BEGIN

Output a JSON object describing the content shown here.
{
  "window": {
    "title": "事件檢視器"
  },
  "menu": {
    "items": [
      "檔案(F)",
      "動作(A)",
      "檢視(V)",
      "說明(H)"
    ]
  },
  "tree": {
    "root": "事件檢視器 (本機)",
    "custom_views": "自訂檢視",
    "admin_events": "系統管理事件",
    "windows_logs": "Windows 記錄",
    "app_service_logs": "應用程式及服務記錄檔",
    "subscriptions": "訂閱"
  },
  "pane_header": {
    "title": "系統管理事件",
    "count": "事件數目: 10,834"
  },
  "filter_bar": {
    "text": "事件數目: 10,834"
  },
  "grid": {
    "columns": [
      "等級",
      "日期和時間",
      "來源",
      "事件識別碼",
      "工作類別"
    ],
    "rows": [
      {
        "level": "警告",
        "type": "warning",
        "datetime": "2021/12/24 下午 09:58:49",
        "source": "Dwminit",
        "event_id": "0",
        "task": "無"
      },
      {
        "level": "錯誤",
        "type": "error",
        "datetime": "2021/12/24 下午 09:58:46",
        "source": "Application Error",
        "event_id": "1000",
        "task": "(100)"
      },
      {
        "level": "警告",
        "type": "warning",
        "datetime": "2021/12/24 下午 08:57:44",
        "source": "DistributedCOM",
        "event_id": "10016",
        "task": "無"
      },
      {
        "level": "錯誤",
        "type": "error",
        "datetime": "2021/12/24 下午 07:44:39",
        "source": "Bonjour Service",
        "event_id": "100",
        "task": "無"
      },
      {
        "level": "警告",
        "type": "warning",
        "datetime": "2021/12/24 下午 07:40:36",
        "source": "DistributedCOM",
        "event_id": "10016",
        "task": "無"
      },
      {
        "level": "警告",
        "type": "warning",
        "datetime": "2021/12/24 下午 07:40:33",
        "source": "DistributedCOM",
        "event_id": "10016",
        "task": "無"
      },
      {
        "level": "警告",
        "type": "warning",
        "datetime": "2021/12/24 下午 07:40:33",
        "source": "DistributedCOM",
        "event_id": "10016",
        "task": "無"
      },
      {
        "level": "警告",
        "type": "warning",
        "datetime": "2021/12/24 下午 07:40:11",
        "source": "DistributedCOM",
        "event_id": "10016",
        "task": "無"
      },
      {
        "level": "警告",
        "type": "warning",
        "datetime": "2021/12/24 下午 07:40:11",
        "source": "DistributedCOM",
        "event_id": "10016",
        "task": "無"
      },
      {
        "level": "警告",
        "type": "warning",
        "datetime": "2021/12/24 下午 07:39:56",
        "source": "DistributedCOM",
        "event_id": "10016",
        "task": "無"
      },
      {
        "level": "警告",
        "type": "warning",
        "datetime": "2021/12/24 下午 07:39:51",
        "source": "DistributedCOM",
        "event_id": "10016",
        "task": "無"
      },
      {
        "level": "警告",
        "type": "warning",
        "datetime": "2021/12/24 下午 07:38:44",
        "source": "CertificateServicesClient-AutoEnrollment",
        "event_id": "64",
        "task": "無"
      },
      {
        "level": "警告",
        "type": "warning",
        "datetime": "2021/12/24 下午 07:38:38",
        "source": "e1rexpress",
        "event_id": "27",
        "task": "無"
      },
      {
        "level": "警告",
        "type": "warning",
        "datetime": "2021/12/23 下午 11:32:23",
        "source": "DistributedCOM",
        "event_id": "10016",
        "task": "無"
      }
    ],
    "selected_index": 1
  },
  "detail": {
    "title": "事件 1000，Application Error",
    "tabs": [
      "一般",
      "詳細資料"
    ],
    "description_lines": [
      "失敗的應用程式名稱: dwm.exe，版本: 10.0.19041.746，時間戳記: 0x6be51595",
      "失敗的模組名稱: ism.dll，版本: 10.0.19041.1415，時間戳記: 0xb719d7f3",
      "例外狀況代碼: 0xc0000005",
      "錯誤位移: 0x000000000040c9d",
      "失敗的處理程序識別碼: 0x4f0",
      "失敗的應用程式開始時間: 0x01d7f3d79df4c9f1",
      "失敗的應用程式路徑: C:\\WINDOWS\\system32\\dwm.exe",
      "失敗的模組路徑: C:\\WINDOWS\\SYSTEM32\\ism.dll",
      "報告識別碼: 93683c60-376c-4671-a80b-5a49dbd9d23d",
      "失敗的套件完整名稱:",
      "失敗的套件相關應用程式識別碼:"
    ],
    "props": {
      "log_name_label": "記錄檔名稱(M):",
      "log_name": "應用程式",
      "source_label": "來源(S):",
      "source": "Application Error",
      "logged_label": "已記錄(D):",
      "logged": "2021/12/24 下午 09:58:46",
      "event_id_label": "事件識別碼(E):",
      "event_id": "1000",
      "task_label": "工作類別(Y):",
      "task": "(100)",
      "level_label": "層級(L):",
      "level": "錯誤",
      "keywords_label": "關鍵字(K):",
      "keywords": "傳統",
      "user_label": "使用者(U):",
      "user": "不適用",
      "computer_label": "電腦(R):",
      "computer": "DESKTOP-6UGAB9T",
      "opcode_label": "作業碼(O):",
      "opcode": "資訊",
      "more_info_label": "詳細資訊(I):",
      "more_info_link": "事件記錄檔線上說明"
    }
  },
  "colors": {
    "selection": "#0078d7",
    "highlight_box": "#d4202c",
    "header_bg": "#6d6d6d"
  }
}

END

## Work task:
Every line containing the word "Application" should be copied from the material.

## Written answer:
        "source": "Application Error",
    "title": "事件 1000，Application Error",
      "source": "Application Error",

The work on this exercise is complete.